Actually, both parts of that conjunction are false: I am far from virtuous, and I probably don’t hate you. (Really I don’t.) But say I were virtuous: what would be the problem with me hating some people? Would feeling hatred toward some individuals detract from my overall moral standing? And forget about poor old un-virtuous me. What about someone who, by all accounts, really was virtuous–Confucius. Would it detract from his moral standing if he hated some people?
In fact, we know that Confucius despised or hated (wu 惡) some people, and that he thought it the mark of a junzi that he, too, would like harbor hatred.
17.24 – Zigong asked, “Does the nobleman have hatred (wu 惡) too?” The Master replied, “He has hatred.
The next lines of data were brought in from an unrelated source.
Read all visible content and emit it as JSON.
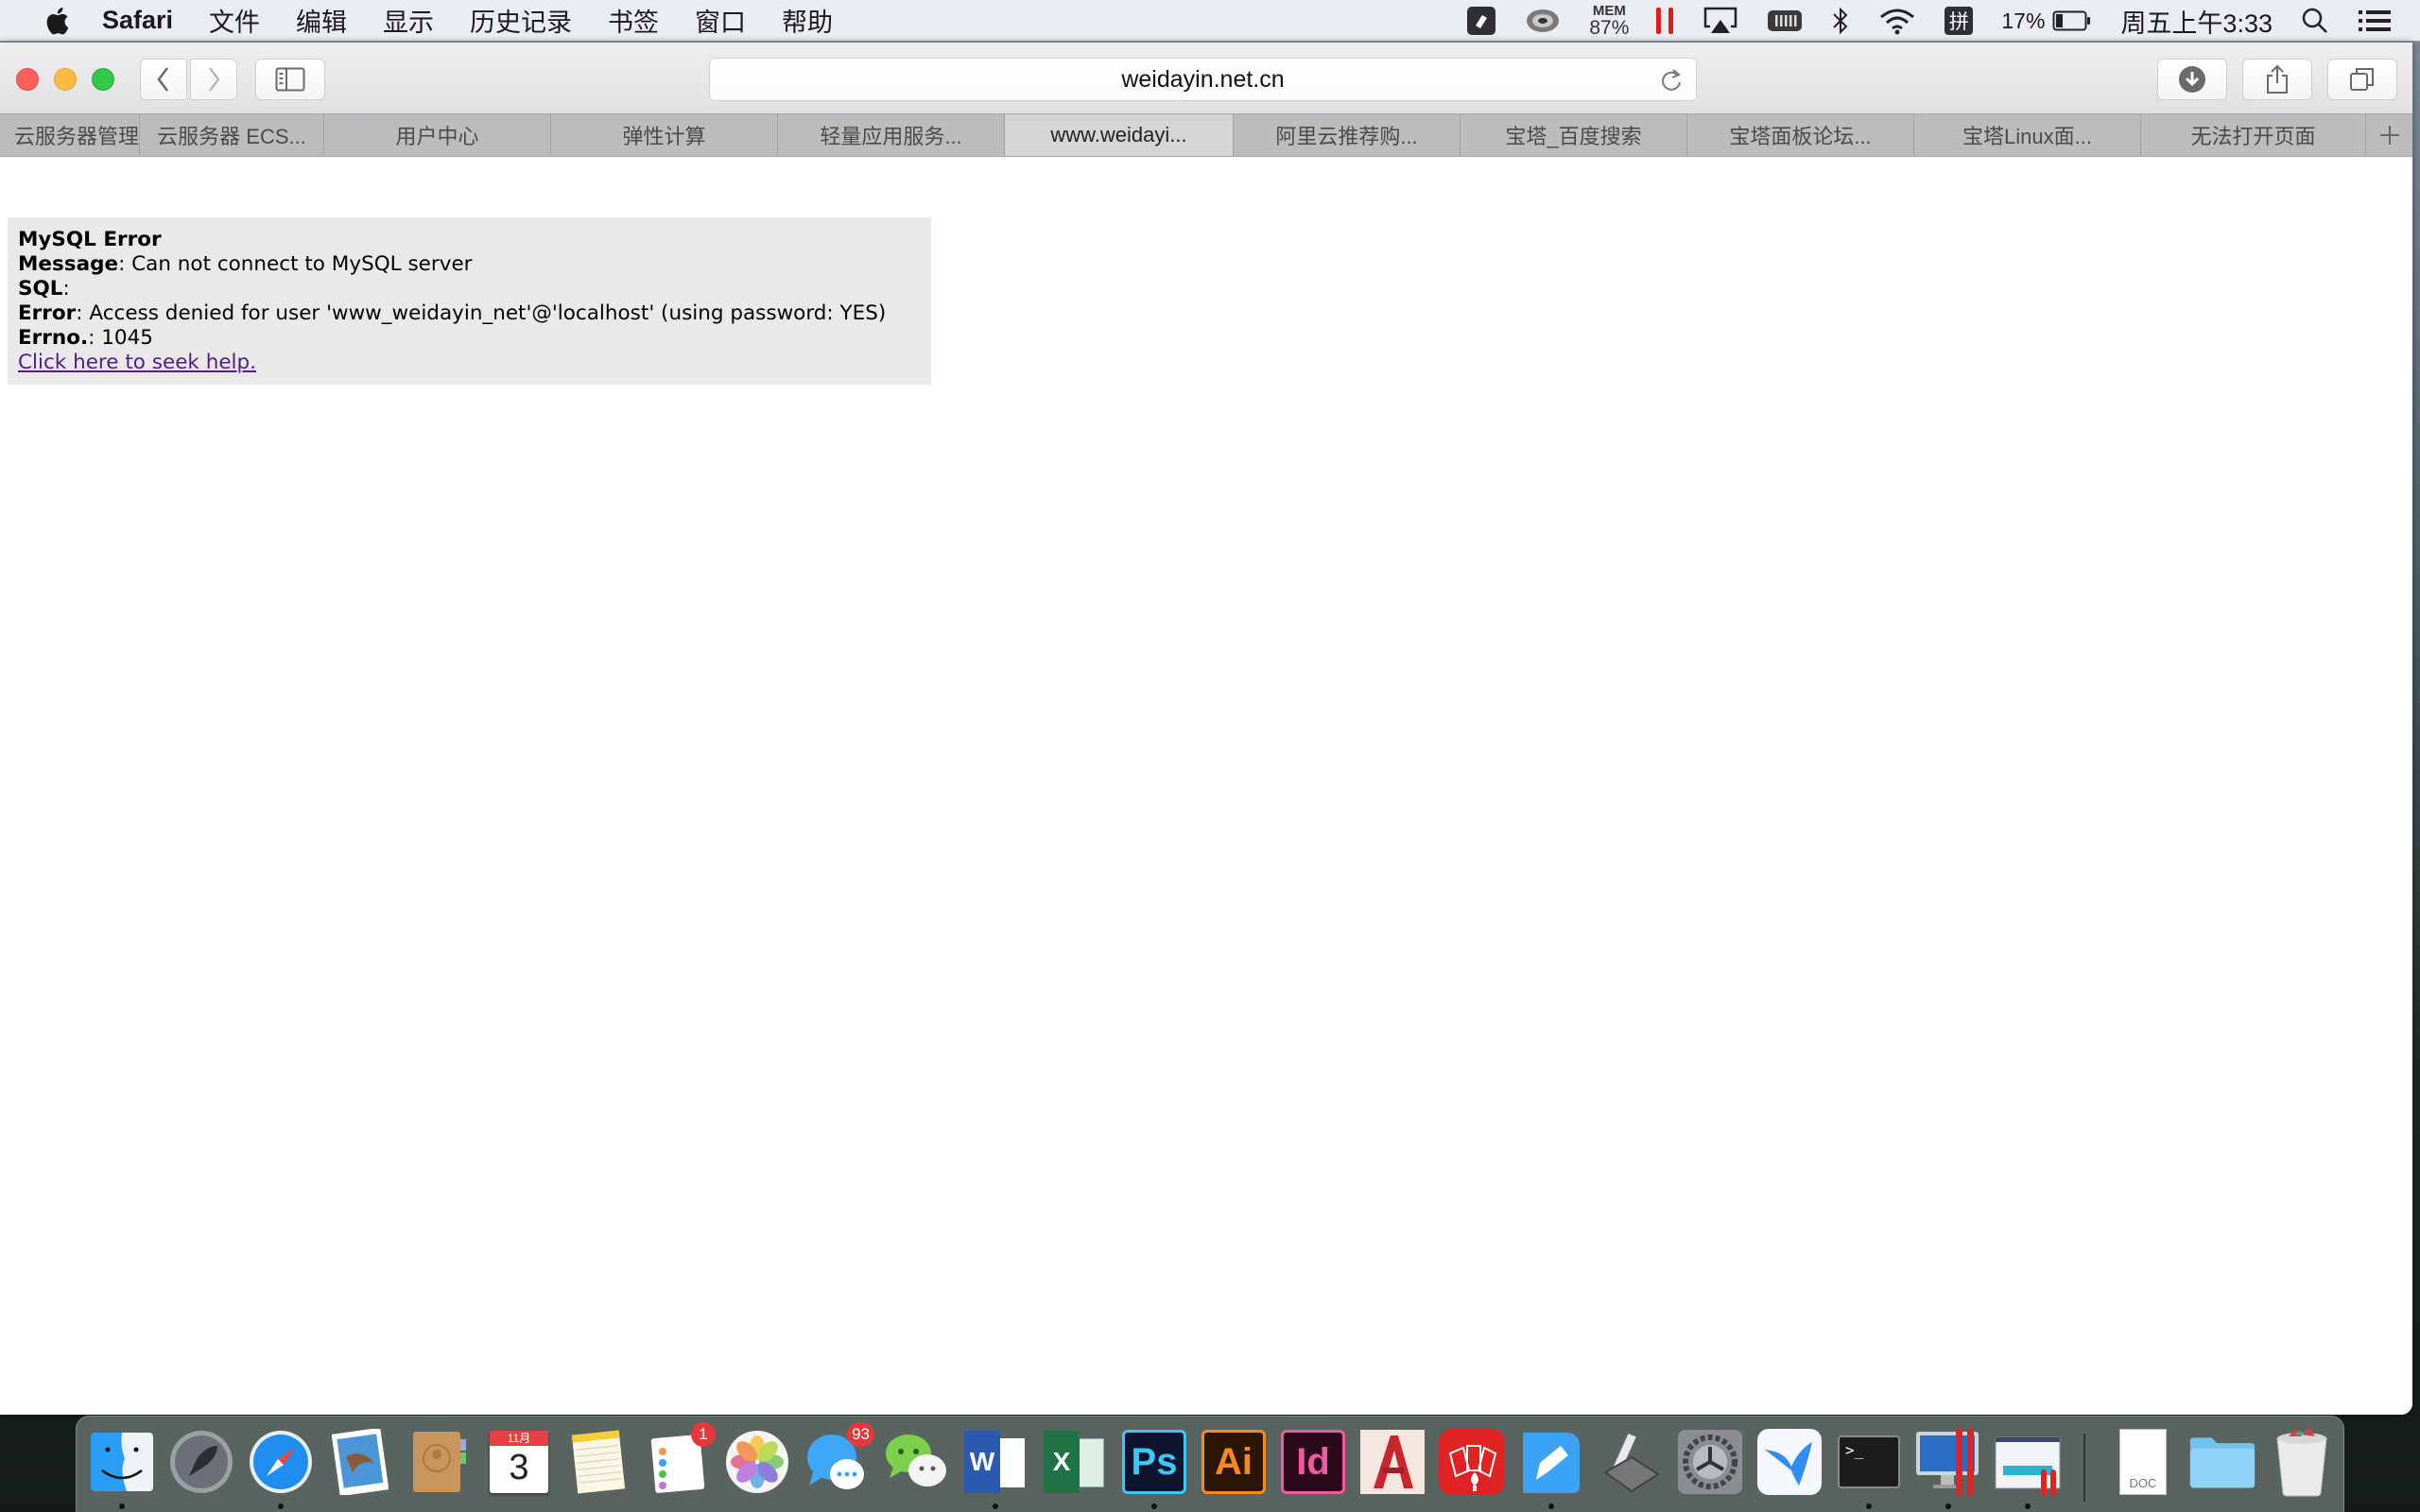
{
  "menubar": {
    "app_name": "Safari",
    "items": [
      "文件",
      "编辑",
      "显示",
      "历史记录",
      "书签",
      "窗口",
      "帮助"
    ],
    "status": {
      "mem_label": "MEM",
      "mem_value": "87%",
      "input_method": "拼",
      "battery_percent": "17%",
      "clock": "周五上午3:33"
    }
  },
  "browser": {
    "url": "weidayin.net.cn",
    "tabs": [
      {
        "label": "云服务器管理"
      },
      {
        "label": "云服务器 ECS..."
      },
      {
        "label": "用户中心"
      },
      {
        "label": "弹性计算"
      },
      {
        "label": "轻量应用服务..."
      },
      {
        "label": "www.weidayi...",
        "active": true
      },
      {
        "label": "阿里云推荐购..."
      },
      {
        "label": "宝塔_百度搜索"
      },
      {
        "label": "宝塔面板论坛..."
      },
      {
        "label": "宝塔Linux面..."
      },
      {
        "label": "无法打开页面"
      }
    ],
    "new_tab_symbol": "+"
  },
  "page": {
    "title": "MySQL Error",
    "rows": [
      {
        "label": "Message",
        "value": ": Can not connect to MySQL server"
      },
      {
        "label": "SQL",
        "value": ":"
      },
      {
        "label": "Error",
        "value": ": Access denied for user 'www_weidayin_net'@'localhost' (using password: YES)"
      },
      {
        "label": "Errno.",
        "value": ": 1045"
      }
    ],
    "help_link": "Click here to seek help."
  },
  "dock": {
    "calendar_month": "11月",
    "calendar_day": "3",
    "reminders_badge": "1",
    "messages_badge": "93",
    "ps_label": "Ps",
    "ai_label": "Ai",
    "id_label": "Id",
    "word_label": "W",
    "excel_label": "X",
    "doc_label": "DOC",
    "terminal_prompt": ">_"
  }
}
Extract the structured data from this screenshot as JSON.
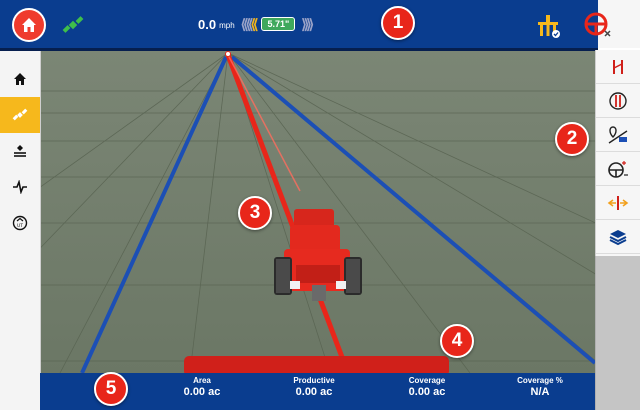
{
  "colors": {
    "bar_blue": "#0a3d8f",
    "accent_red": "#ef3b2d",
    "accent_yellow": "#f6b81c",
    "guidance_green": "#3fa85c"
  },
  "header": {
    "home_icon": "home-icon",
    "gps_icon": "satellite-icon",
    "speed_value": "0.0",
    "speed_unit": "mph",
    "offset_value": "5.71\"",
    "implement_icon": "implement-status-icon",
    "steering_icon": "steering-wheel-disabled-icon"
  },
  "markers": [
    "1",
    "2",
    "3",
    "4",
    "5"
  ],
  "sidebar": {
    "items": [
      {
        "icon": "home-icon",
        "active": false
      },
      {
        "icon": "guidance-icon",
        "active": true
      },
      {
        "icon": "field-layers-icon",
        "active": false
      },
      {
        "icon": "diagnostics-icon",
        "active": false
      },
      {
        "icon": "isobus-ut-icon",
        "active": false
      }
    ]
  },
  "toolpanel": {
    "items": [
      "guidance-lines-icon",
      "shift-line-icon",
      "mark-point-icon",
      "steering-sensitivity-icon",
      "nudge-icon",
      "layers-icon"
    ]
  },
  "stats": {
    "area": {
      "label": "Area",
      "value": "0.00 ac"
    },
    "productive": {
      "label": "Productive",
      "value": "0.00 ac"
    },
    "coverage": {
      "label": "Coverage",
      "value": "0.00 ac"
    },
    "coverage_pct": {
      "label": "Coverage %",
      "value": "N/A"
    }
  }
}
Hatred for those who pronounce the bad points of others; hatred for those who remain below while criticizing those above; hatred for those who are bold yet lack propriety; hatred for those who are plucky yet violent.” The Master added, ‘Do you, Zigong, have hatred as well?’ ‘[Yes.] Hatred for those who pass plagiarism for wisdom; hatred for those who pass insolence for courage; hatred for those who pass slander for uprightness.’
Indeed, hatred appears in the oldest stratum of the Analects as a disposition or virtue of moral exemplars. We are told, rather unambiguously, that only morally exemplary individuals (renzhe 仁者) can truly love other people, and truly hate them (4.3).
Nevertheless, the virtue of hatred is seldom discussed in the secondary literature; more prominent are discussions of other virtues, such as being loyal, filial, or sincere. In fact, whenever hatred (wu 惡) is discussed, commentators often seem anxious to bleed hatred of all its emotional content. Consider Tu Wei-ming’s gloss of 4.3:
…. only those of jen know how to love men and how to hate them (4:3), for the feelings of love and hate can be impartially expressed as fitting responses to concrete situations only by those who have reached the highest level of morality. This is predicated on the moral principle that those who sincerely strive to become jen abstain from evil will (or, if you wish, hatred); as a result, they can respond to a value-laden and emotion-charged situation in a disinterested but compassionate manner.
Others (e.g. Yong Huang, Wing-tsit Chan) are similarly reluctant to embrace the straightforward, literal reading of the passage—that a morally exemplary (ren 仁) person really (and properly) hates some people.
What gives? Is it wrong to hate?